-- Brief --
Exact copies of all the records are to be output.

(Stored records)

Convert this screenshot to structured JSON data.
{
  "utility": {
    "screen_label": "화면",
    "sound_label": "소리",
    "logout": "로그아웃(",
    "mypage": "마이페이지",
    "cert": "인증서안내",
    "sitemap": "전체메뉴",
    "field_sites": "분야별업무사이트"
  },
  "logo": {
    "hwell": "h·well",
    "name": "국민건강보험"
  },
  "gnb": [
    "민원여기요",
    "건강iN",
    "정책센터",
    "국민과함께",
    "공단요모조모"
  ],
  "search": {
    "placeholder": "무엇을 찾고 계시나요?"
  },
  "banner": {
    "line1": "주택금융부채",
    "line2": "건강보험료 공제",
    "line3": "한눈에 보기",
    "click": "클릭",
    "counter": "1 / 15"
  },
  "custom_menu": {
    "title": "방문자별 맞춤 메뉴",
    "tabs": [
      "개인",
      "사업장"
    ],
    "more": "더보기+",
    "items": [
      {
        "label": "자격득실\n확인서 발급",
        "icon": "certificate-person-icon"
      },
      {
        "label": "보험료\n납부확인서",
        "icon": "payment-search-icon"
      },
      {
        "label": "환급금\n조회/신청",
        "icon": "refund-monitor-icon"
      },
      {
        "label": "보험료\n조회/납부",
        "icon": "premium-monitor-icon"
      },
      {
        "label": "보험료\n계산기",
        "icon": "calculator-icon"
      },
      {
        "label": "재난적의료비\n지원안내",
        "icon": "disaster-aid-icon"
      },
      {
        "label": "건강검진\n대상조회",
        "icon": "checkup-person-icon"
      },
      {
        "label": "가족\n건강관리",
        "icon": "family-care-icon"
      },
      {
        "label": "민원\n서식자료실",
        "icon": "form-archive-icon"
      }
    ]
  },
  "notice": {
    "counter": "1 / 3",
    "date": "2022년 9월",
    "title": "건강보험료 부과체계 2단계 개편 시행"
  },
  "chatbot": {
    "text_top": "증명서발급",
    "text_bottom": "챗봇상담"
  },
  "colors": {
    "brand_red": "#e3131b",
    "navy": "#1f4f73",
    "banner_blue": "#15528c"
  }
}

-- Expected answer --
Convert this screenshot to structured JSON data.
{
  "utility": {
    "screen_label": "화면",
    "sound_label": "소리",
    "logout": "로그아웃(",
    "mypage": "마이페이지",
    "cert": "인증서안내",
    "sitemap": "전체메뉴",
    "field_sites": "분야별업무사이트"
  },
  "logo": {
    "hwell": "h·well",
    "name": "국민건강보험"
  },
  "gnb": [
    "민원여기요",
    "건강iN",
    "정책센터",
    "국민과함께",
    "공단요모조모"
  ],
  "search": {
    "placeholder": "무엇을 찾고 계시나요?"
  },
  "banner": {
    "line1": "주택금융부채",
    "line2": "건강보험료 공제",
    "line3": "한눈에 보기",
    "click": "클릭",
    "counter": "1 / 15"
  },
  "custom_menu": {
    "title": "방문자별 맞춤 메뉴",
    "tabs": [
      "개인",
      "사업장"
    ],
    "more": "더보기+",
    "items": [
      {
        "label": "자격득실\n확인서 발급",
        "icon": "certificate-person-icon"
      },
      {
        "label": "보험료\n납부확인서",
        "icon": "payment-search-icon"
      },
      {
        "label": "환급금\n조회/신청",
        "icon": "refund-monitor-icon"
      },
      {
        "label": "보험료\n조회/납부",
        "icon": "premium-monitor-icon"
      },
      {
        "label": "보험료\n계산기",
        "icon": "calculator-icon"
      },
      {
        "label": "재난적의료비\n지원안내",
        "icon": "disaster-aid-icon"
      },
      {
        "label": "건강검진\n대상조회",
        "icon": "checkup-person-icon"
      },
      {
        "label": "가족\n건강관리",
        "icon": "family-care-icon"
      },
      {
        "label": "민원\n서식자료실",
        "icon": "form-archive-icon"
      }
    ]
  },
  "notice": {
    "counter": "1 / 3",
    "date": "2022년 9월",
    "title": "건강보험료 부과체계 2단계 개편 시행"
  },
  "chatbot": {
    "text_top": "증명서발급",
    "text_bottom": "챗봇상담"
  },
  "colors": {
    "brand_red": "#e3131b",
    "navy": "#1f4f73",
    "banner_blue": "#15528c"
  }
}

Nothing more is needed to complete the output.